Before that, written work on the topic peaked around the time of the centenary of Brazil’s independence, in 1922. One book from the period is Grandes vultos da Independência brasileira – Publicação comemorativa do primeiro centenário da Independência nacional (Great figures of Brazilian Independence – Commemorating the first centenary of national independence) (1922), by historian Afonso D’Escragnolle-Taunay (1876–1958), then director of the Paulista Museum and later a professor at USP. “He wrote biographies for 31 figures and established the canon of the so-called heroes of the homeland, such as Diogo Antônio Feijó [1784–1843], a priest and politician from São Paulo,” says Pimenta.
There were three women on Taunay’s list, one of whom was Joana Angélica (1762–1822), a nun who was killed trying to prevent Portuguese soldiers from invading the Convent of Nossa Senhora da Conceição da Lapa in Bahia. Another was Empress Maria Leopoldina of Austria (1797–1826), whose marriage to then Prince Regent Pedro I was part of a diplomatic agreement between Portugal and the Austrian Empire. “Her role in the political events of the time was considerable, but it would be an exaggeration to say that she played a central part in the country’s independence,” says Pimenta.

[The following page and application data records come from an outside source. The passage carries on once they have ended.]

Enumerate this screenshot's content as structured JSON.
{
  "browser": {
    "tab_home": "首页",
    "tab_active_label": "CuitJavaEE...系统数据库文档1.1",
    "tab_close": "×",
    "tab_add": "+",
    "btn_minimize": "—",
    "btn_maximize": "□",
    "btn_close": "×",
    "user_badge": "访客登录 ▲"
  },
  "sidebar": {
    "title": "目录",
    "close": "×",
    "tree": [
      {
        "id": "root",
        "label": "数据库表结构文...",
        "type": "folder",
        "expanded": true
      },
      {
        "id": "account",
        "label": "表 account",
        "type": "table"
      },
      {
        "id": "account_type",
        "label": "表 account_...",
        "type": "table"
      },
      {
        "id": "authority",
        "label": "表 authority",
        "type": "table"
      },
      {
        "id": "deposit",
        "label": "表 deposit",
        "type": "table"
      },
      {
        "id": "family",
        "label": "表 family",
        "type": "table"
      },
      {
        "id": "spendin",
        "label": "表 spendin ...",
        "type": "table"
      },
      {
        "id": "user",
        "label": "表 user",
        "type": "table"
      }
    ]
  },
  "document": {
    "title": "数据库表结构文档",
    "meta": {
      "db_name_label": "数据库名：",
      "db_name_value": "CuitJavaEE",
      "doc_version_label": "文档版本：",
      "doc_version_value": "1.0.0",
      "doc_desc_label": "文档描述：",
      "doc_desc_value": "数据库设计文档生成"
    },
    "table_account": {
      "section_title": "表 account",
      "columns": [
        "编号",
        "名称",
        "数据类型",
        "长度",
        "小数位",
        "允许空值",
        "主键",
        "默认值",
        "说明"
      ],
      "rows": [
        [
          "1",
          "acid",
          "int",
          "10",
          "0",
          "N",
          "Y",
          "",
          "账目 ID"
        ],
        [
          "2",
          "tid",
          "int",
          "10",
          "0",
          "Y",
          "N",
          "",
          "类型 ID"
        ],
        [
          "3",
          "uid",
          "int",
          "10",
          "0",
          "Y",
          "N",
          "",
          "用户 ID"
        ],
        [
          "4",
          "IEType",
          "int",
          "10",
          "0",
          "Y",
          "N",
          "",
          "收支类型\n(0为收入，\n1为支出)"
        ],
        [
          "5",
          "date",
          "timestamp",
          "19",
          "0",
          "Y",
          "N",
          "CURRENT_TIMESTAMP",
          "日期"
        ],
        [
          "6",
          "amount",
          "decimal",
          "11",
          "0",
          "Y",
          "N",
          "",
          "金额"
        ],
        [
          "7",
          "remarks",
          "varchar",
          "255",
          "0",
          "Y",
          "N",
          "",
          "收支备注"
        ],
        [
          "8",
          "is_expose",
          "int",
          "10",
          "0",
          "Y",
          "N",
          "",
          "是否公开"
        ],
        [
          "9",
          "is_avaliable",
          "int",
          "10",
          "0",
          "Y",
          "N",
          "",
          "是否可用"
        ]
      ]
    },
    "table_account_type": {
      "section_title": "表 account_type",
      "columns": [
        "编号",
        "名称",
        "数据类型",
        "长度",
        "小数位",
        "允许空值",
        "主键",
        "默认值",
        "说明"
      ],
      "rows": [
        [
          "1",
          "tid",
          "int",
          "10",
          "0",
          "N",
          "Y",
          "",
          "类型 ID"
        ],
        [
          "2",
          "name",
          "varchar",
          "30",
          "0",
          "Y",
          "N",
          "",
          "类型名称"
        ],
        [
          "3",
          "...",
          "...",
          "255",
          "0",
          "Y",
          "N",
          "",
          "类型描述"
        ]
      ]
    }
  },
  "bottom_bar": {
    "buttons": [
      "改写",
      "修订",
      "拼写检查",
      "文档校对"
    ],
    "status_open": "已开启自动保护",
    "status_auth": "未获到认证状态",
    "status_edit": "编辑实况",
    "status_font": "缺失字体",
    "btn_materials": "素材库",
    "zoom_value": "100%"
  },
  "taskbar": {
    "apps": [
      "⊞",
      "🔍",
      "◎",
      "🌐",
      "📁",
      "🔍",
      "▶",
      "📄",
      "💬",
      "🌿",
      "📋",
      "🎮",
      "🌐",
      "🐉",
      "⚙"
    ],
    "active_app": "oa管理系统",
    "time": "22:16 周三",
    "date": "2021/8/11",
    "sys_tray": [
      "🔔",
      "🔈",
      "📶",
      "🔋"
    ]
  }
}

The third was Maria Quitéria de Jesus (1792–1853), popularly known as “Medeiros,” a soldier from Bahia who fought for independence. “Some people still think talking about the roles these women played in the independence process is a novelty, but their recognition dates from the beginning of the twentieth century, when they were already considered relevant,” explains Pimenta. This demonstrates why it is important that researchers have access to the bibliography on the subject, argues Slemian. “It is important to know what has already been studied to avoid falling into the trap of thinking your research is something new,” she emphasizes.

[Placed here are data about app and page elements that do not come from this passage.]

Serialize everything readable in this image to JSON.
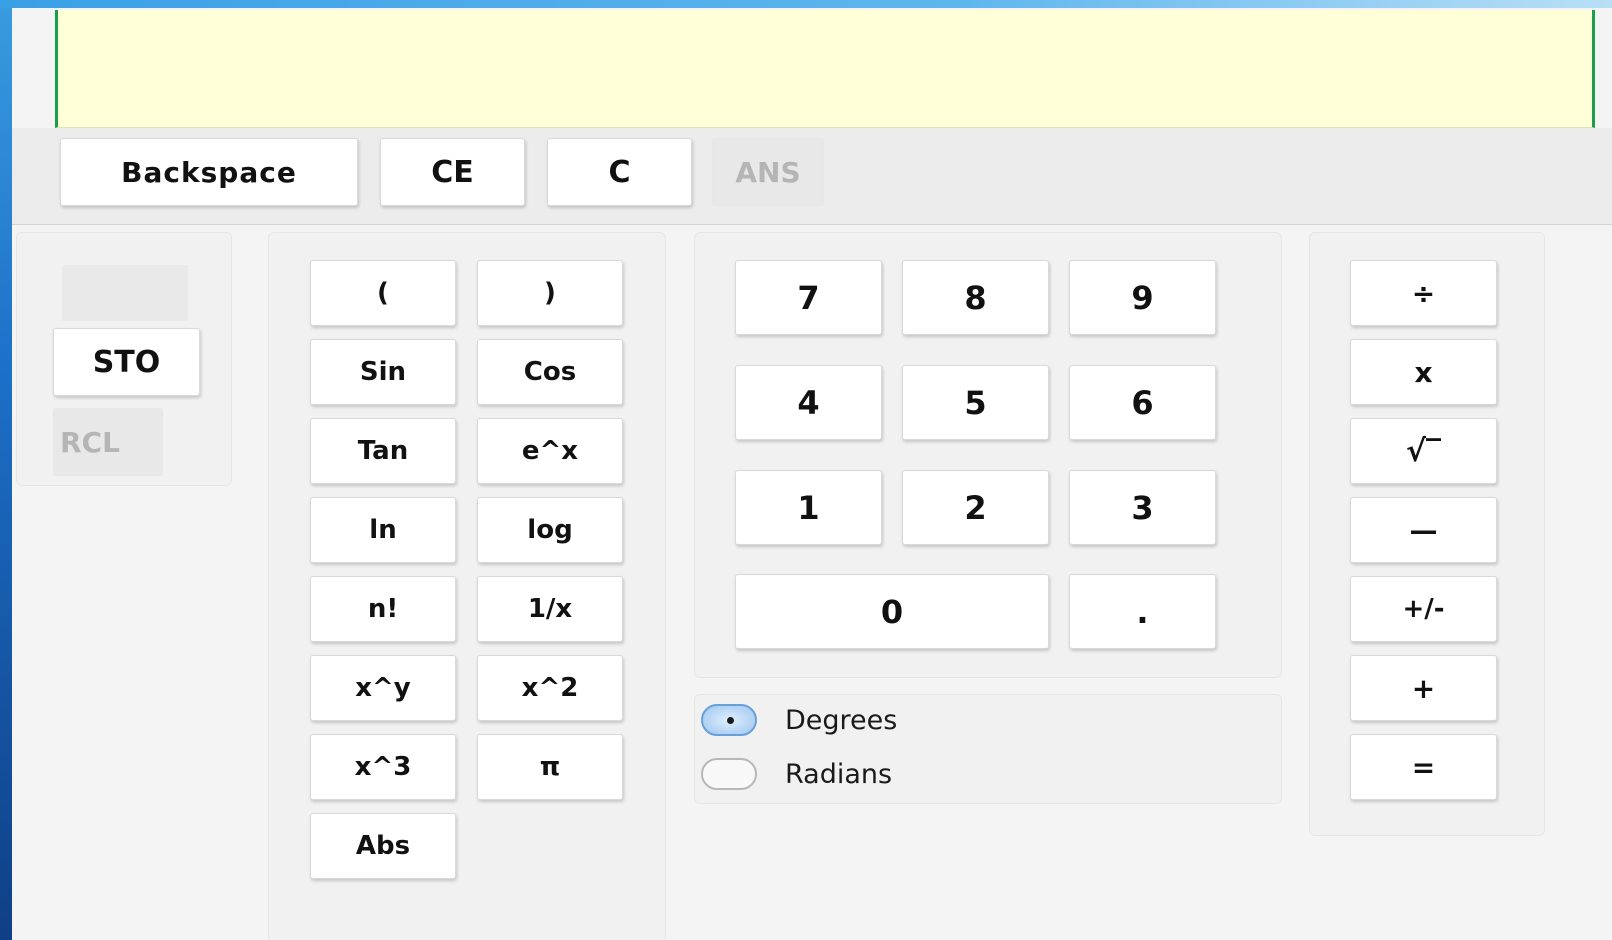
{
  "display": {
    "value": ""
  },
  "top_row": {
    "backspace": "Backspace",
    "ce": "CE",
    "c": "C",
    "ans": "ANS"
  },
  "memory": {
    "sto": "STO",
    "rcl": "RCL"
  },
  "functions": {
    "open_paren": "(",
    "close_paren": ")",
    "sin": "Sin",
    "cos": "Cos",
    "tan": "Tan",
    "exp": "e^x",
    "ln": "ln",
    "log": "log",
    "factorial": "n!",
    "reciprocal": "1/x",
    "power": "x^y",
    "square": "x^2",
    "cube": "x^3",
    "pi": "π",
    "abs": "Abs"
  },
  "digits": {
    "d7": "7",
    "d8": "8",
    "d9": "9",
    "d4": "4",
    "d5": "5",
    "d6": "6",
    "d1": "1",
    "d2": "2",
    "d3": "3",
    "d0": "0",
    "dot": "."
  },
  "angle_mode": {
    "degrees": "Degrees",
    "radians": "Radians",
    "selected": "Degrees"
  },
  "operators": {
    "divide": "÷",
    "multiply": "x",
    "sqrt": "√‾",
    "minus": "—",
    "negate": "+/-",
    "plus": "+",
    "equals": "="
  }
}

According to historians, the study of specific figures in isolation has been overtaken by a more collective approach over the last two decades. “The topic of independence has become associated with other historical perspectives, such as slavery and the formation of the nation. Today, studies on individuals continue to be carried out, but instead of researching just one woman, they focus on the female condition in the era, for example,” says Pimenta. According to Slemian, the bibliography dispels the myth that Brazilian literature on the country’s independence was concentrated in the Southeast—primarily in São Paulo and Rio de Janeiro. “What we have observed is that over these 200 years, written work on the topic has always been decentralized, with significant participation by historians from Pernambuco, Bahia, Ceará, Maranhão, and Pará, especially at the turn of the nineteenth and twentieth centuries,” concludes the researcher.Republish